» **Data about app and page elements**:
^^^^^^^^

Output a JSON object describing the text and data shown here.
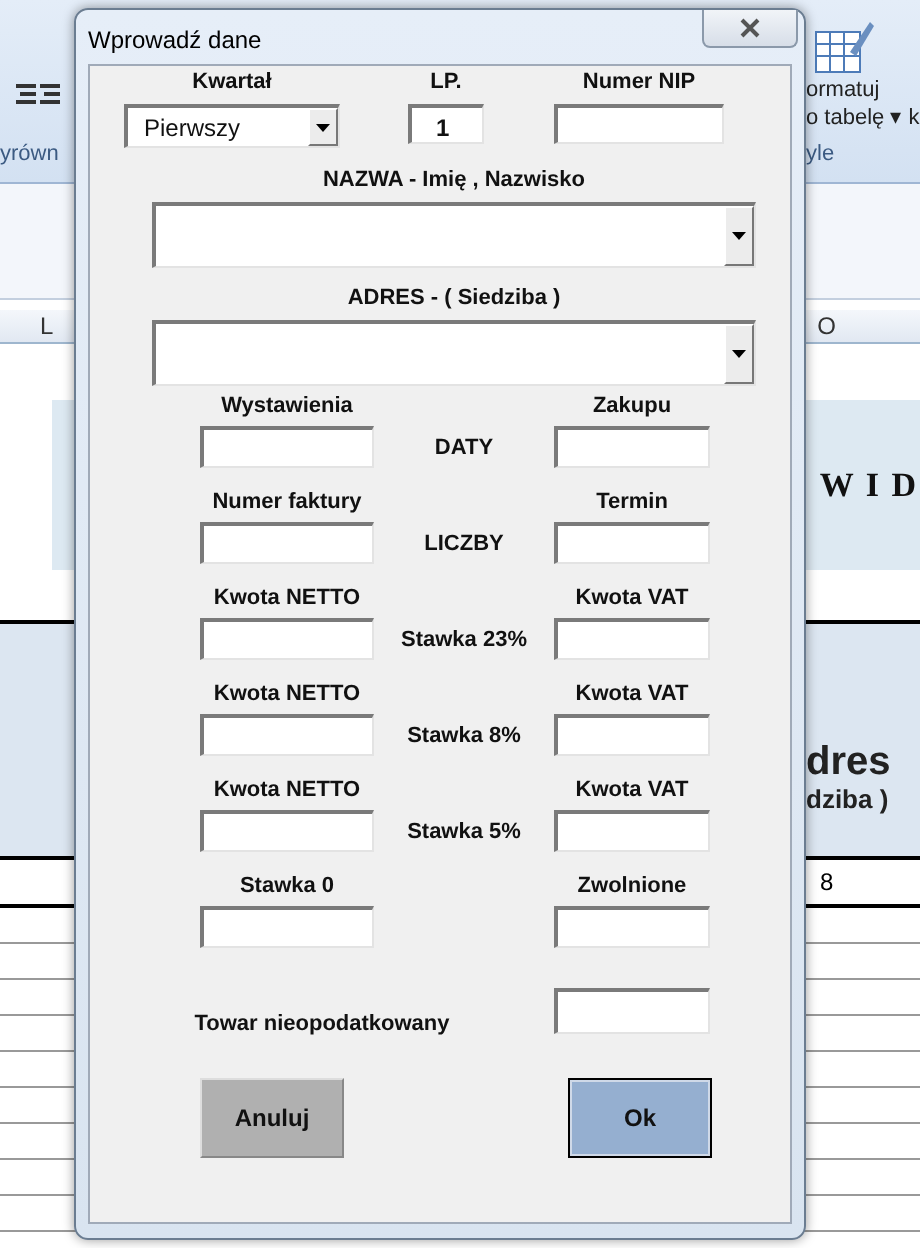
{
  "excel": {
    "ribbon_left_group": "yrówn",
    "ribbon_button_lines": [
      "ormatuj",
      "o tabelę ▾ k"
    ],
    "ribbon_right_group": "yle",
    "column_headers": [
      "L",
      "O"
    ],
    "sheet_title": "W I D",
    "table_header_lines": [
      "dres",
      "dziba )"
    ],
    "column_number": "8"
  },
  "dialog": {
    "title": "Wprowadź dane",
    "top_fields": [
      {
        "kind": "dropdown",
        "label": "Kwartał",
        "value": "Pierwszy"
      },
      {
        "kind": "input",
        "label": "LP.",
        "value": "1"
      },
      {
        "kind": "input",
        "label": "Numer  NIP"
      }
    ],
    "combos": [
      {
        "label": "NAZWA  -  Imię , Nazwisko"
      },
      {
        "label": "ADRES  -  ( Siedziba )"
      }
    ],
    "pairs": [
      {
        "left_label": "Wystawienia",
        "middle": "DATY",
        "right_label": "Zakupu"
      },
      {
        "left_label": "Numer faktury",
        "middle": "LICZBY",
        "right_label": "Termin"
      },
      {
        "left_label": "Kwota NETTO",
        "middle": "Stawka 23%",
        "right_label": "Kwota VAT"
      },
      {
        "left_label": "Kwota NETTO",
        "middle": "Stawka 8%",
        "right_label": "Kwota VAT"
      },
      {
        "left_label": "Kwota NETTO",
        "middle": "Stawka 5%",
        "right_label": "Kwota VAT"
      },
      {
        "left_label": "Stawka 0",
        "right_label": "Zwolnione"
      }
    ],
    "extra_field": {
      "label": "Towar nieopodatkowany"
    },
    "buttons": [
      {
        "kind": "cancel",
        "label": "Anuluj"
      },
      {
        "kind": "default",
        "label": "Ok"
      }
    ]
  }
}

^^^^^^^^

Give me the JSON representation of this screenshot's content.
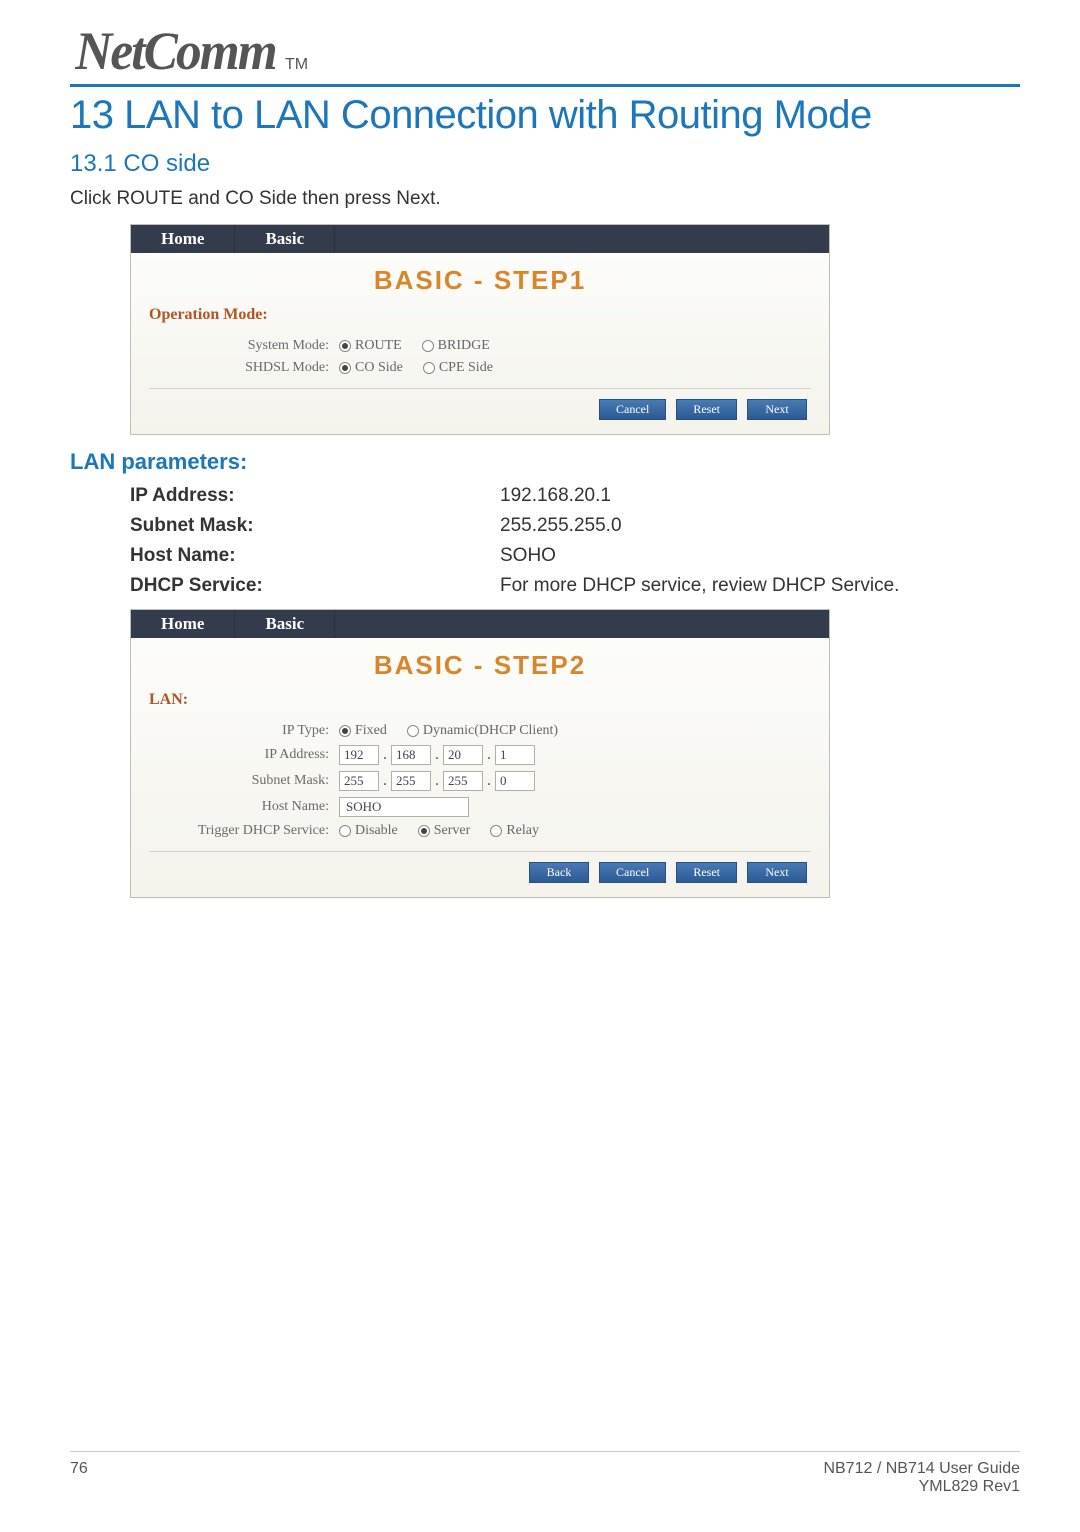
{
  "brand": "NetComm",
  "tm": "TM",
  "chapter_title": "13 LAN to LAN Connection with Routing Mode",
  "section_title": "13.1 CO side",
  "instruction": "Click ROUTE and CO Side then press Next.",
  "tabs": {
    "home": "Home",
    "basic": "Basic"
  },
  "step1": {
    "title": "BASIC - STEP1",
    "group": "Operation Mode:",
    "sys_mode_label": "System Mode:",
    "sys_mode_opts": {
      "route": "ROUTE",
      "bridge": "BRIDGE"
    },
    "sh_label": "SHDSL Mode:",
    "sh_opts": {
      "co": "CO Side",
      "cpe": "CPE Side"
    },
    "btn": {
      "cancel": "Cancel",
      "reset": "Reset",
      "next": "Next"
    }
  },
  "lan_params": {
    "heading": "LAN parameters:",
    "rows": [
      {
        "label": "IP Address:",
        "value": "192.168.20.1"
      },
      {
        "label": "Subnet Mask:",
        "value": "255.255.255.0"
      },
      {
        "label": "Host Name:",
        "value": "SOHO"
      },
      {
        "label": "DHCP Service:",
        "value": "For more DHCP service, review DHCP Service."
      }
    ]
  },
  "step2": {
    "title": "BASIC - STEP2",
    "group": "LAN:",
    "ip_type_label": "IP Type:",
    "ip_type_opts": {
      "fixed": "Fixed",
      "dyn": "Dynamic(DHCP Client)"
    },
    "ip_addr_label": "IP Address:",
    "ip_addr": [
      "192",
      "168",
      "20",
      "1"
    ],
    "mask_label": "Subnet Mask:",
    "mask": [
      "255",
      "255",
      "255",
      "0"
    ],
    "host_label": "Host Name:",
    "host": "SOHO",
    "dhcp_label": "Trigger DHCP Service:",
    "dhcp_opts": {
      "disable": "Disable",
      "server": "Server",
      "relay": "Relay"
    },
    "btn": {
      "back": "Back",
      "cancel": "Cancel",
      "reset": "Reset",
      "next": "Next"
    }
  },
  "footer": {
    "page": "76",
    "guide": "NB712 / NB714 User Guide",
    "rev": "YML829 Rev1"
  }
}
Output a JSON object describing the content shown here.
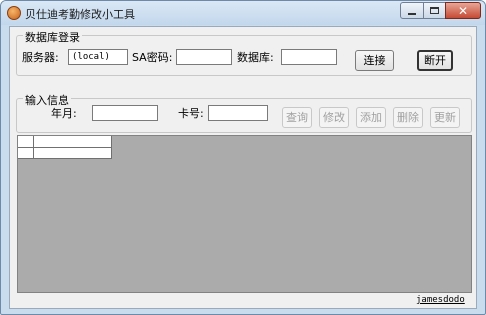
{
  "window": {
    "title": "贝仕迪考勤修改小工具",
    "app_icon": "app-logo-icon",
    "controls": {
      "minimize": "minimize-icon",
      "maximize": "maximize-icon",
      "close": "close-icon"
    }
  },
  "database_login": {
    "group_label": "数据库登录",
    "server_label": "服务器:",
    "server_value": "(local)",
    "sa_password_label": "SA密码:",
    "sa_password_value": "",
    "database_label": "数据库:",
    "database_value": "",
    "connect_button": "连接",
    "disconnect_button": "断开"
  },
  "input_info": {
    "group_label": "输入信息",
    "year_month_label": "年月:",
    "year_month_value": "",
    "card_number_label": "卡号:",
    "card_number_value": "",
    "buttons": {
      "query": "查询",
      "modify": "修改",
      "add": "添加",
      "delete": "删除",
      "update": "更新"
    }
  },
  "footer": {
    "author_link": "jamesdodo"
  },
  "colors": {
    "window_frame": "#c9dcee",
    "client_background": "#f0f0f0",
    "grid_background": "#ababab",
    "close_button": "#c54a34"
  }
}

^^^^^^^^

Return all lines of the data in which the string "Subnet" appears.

        "label": "Subnet Mask:",
    "mask_label": "Subnet Mask:",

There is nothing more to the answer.